Web page and app entries

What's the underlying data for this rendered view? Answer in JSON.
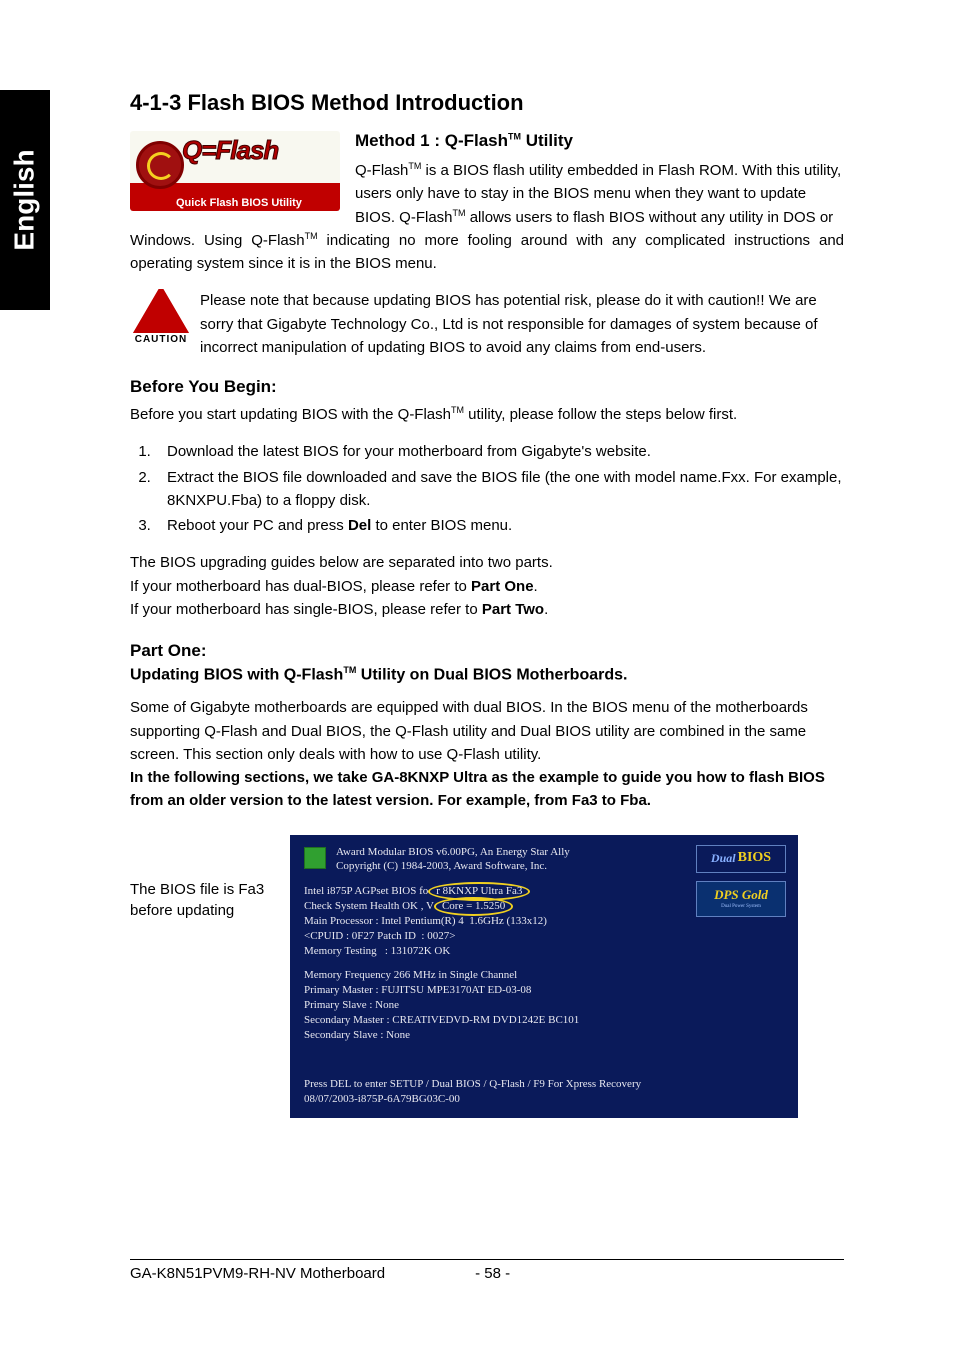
{
  "side_tab": "English",
  "section_title": "4-1-3   Flash BIOS Method Introduction",
  "qflash_logo": {
    "main": "Q=Flash",
    "sub": "Quick Flash BIOS Utility"
  },
  "method1": {
    "heading_prefix": "Method 1 : Q-Flash",
    "heading_suffix": " Utility",
    "para1_a": "Q-Flash",
    "para1_b": " is a BIOS flash utility embedded in Flash ROM. With this utility, users only have to stay in the BIOS menu when they want to update BIOS. Q-Flash",
    "para1_c": " allows users to flash BIOS without any utility in DOS or ",
    "para2_a": "Windows. Using Q-Flash",
    "para2_b": " indicating no more fooling around with any complicated instructions and operating system since it is in the BIOS menu."
  },
  "tm": "TM",
  "caution": {
    "label": "CAUTION",
    "text": "Please note that because updating BIOS has potential risk, please do it with caution!! We are sorry that Gigabyte Technology Co., Ltd is not responsible for damages of system because of incorrect manipulation of updating BIOS to avoid any claims from end-users."
  },
  "before": {
    "heading": "Before You Begin:",
    "intro_a": "Before you start updating BIOS with the Q-Flash",
    "intro_b": " utility, please follow the steps below first.",
    "steps": [
      "Download the latest BIOS for your motherboard from Gigabyte's website.",
      "Extract the BIOS file downloaded and save the BIOS file (the one with model name.Fxx. For example, 8KNXPU.Fba) to a floppy disk.",
      "Reboot your PC and press Del to enter BIOS menu."
    ],
    "step3_prefix": "Reboot your PC and press ",
    "step3_bold": "Del",
    "step3_suffix": " to enter BIOS menu."
  },
  "guides": {
    "line1": "The BIOS upgrading guides below are separated into two parts.",
    "line2_a": "If your motherboard has dual-BIOS, please refer to ",
    "line2_b": "Part One",
    "line2_c": ".",
    "line3_a": "If your motherboard has single-BIOS, please refer to ",
    "line3_b": "Part Two",
    "line3_c": "."
  },
  "part_one": {
    "heading": "Part One:",
    "sub_a": "Updating BIOS with Q-Flash",
    "sub_b": " Utility on Dual BIOS Motherboards.",
    "para": "Some of Gigabyte motherboards are equipped with dual BIOS. In the BIOS menu of the motherboards supporting Q-Flash and Dual BIOS, the Q-Flash utility and Dual BIOS utility are combined in the same screen. This section only deals with how to use Q-Flash utility.",
    "bold": "In the following sections, we take GA-8KNXP Ultra as the example to guide you how to flash BIOS from an older version to the latest version. For example, from Fa3 to Fba."
  },
  "callout": "The BIOS file is Fa3 before updating",
  "bios": {
    "header1": "Award Modular BIOS v6.00PG, An Energy Star Ally",
    "header2": "Copyright  (C) 1984-2003, Award Software,  Inc.",
    "line_ag_a": "Intel i875P AGPset BIOS fo",
    "line_ag_pill": "r 8KNXP Ultra Fa3",
    "line_health_a": "Check System Health OK , V",
    "line_health_pill": "Core = 1.5250",
    "line_cpu": "Main Processor : Intel Pentium(R) 4  1.6GHz (133x12)",
    "line_cpuid": "<CPUID : 0F27 Patch ID  : 0027>",
    "line_mem": "Memory Testing   : 131072K OK",
    "line_freq": "Memory Frequency 266 MHz in Single Channel",
    "line_pm": "Primary Master : FUJITSU MPE3170AT ED-03-08",
    "line_ps": "Primary Slave : None",
    "line_sm": "Secondary Master : CREATIVEDVD-RM DVD1242E BC101",
    "line_ss": "Secondary Slave : None",
    "foot1": "Press DEL to enter SETUP / Dual BIOS / Q-Flash / F9 For Xpress Recovery",
    "foot2": "08/07/2003-i875P-6A79BG03C-00",
    "badge_dual_a": "Dual",
    "badge_dual_b": "BIOS",
    "badge_dps_a": "DPS Gold",
    "badge_dps_b": "Dual Power System"
  },
  "footer": {
    "model": "GA-K8N51PVM9-RH-NV Motherboard",
    "page": "- 58 -"
  }
}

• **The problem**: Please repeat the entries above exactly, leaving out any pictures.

• **Solution to the problem**:
What's the underlying data for this rendered view? Answer in JSON.
{
  "side_tab": "English",
  "section_title": "4-1-3   Flash BIOS Method Introduction",
  "qflash_logo": {
    "main": "Q=Flash",
    "sub": "Quick Flash BIOS Utility"
  },
  "method1": {
    "heading_prefix": "Method 1 : Q-Flash",
    "heading_suffix": " Utility",
    "para1_a": "Q-Flash",
    "para1_b": " is a BIOS flash utility embedded in Flash ROM. With this utility, users only have to stay in the BIOS menu when they want to update BIOS. Q-Flash",
    "para1_c": " allows users to flash BIOS without any utility in DOS or ",
    "para2_a": "Windows. Using Q-Flash",
    "para2_b": " indicating no more fooling around with any complicated instructions and operating system since it is in the BIOS menu."
  },
  "tm": "TM",
  "caution": {
    "label": "CAUTION",
    "text": "Please note that because updating BIOS has potential risk, please do it with caution!! We are sorry that Gigabyte Technology Co., Ltd is not responsible for damages of system because of incorrect manipulation of updating BIOS to avoid any claims from end-users."
  },
  "before": {
    "heading": "Before You Begin:",
    "intro_a": "Before you start updating BIOS with the Q-Flash",
    "intro_b": " utility, please follow the steps below first.",
    "steps": [
      "Download the latest BIOS for your motherboard from Gigabyte's website.",
      "Extract the BIOS file downloaded and save the BIOS file (the one with model name.Fxx. For example, 8KNXPU.Fba) to a floppy disk.",
      "Reboot your PC and press Del to enter BIOS menu."
    ],
    "step3_prefix": "Reboot your PC and press ",
    "step3_bold": "Del",
    "step3_suffix": " to enter BIOS menu."
  },
  "guides": {
    "line1": "The BIOS upgrading guides below are separated into two parts.",
    "line2_a": "If your motherboard has dual-BIOS, please refer to ",
    "line2_b": "Part One",
    "line2_c": ".",
    "line3_a": "If your motherboard has single-BIOS, please refer to ",
    "line3_b": "Part Two",
    "line3_c": "."
  },
  "part_one": {
    "heading": "Part One:",
    "sub_a": "Updating BIOS with Q-Flash",
    "sub_b": " Utility on Dual BIOS Motherboards.",
    "para": "Some of Gigabyte motherboards are equipped with dual BIOS. In the BIOS menu of the motherboards supporting Q-Flash and Dual BIOS, the Q-Flash utility and Dual BIOS utility are combined in the same screen. This section only deals with how to use Q-Flash utility.",
    "bold": "In the following sections, we take GA-8KNXP Ultra as the example to guide you how to flash BIOS from an older version to the latest version. For example, from Fa3 to Fba."
  },
  "callout": "The BIOS file is Fa3 before updating",
  "bios": {
    "header1": "Award Modular BIOS v6.00PG, An Energy Star Ally",
    "header2": "Copyright  (C) 1984-2003, Award Software,  Inc.",
    "line_ag_a": "Intel i875P AGPset BIOS fo",
    "line_ag_pill": "r 8KNXP Ultra Fa3",
    "line_health_a": "Check System Health OK , V",
    "line_health_pill": "Core = 1.5250",
    "line_cpu": "Main Processor : Intel Pentium(R) 4  1.6GHz (133x12)",
    "line_cpuid": "<CPUID : 0F27 Patch ID  : 0027>",
    "line_mem": "Memory Testing   : 131072K OK",
    "line_freq": "Memory Frequency 266 MHz in Single Channel",
    "line_pm": "Primary Master : FUJITSU MPE3170AT ED-03-08",
    "line_ps": "Primary Slave : None",
    "line_sm": "Secondary Master : CREATIVEDVD-RM DVD1242E BC101",
    "line_ss": "Secondary Slave : None",
    "foot1": "Press DEL to enter SETUP / Dual BIOS / Q-Flash / F9 For Xpress Recovery",
    "foot2": "08/07/2003-i875P-6A79BG03C-00",
    "badge_dual_a": "Dual",
    "badge_dual_b": "BIOS",
    "badge_dps_a": "DPS Gold",
    "badge_dps_b": "Dual Power System"
  },
  "footer": {
    "model": "GA-K8N51PVM9-RH-NV Motherboard",
    "page": "- 58 -"
  }
}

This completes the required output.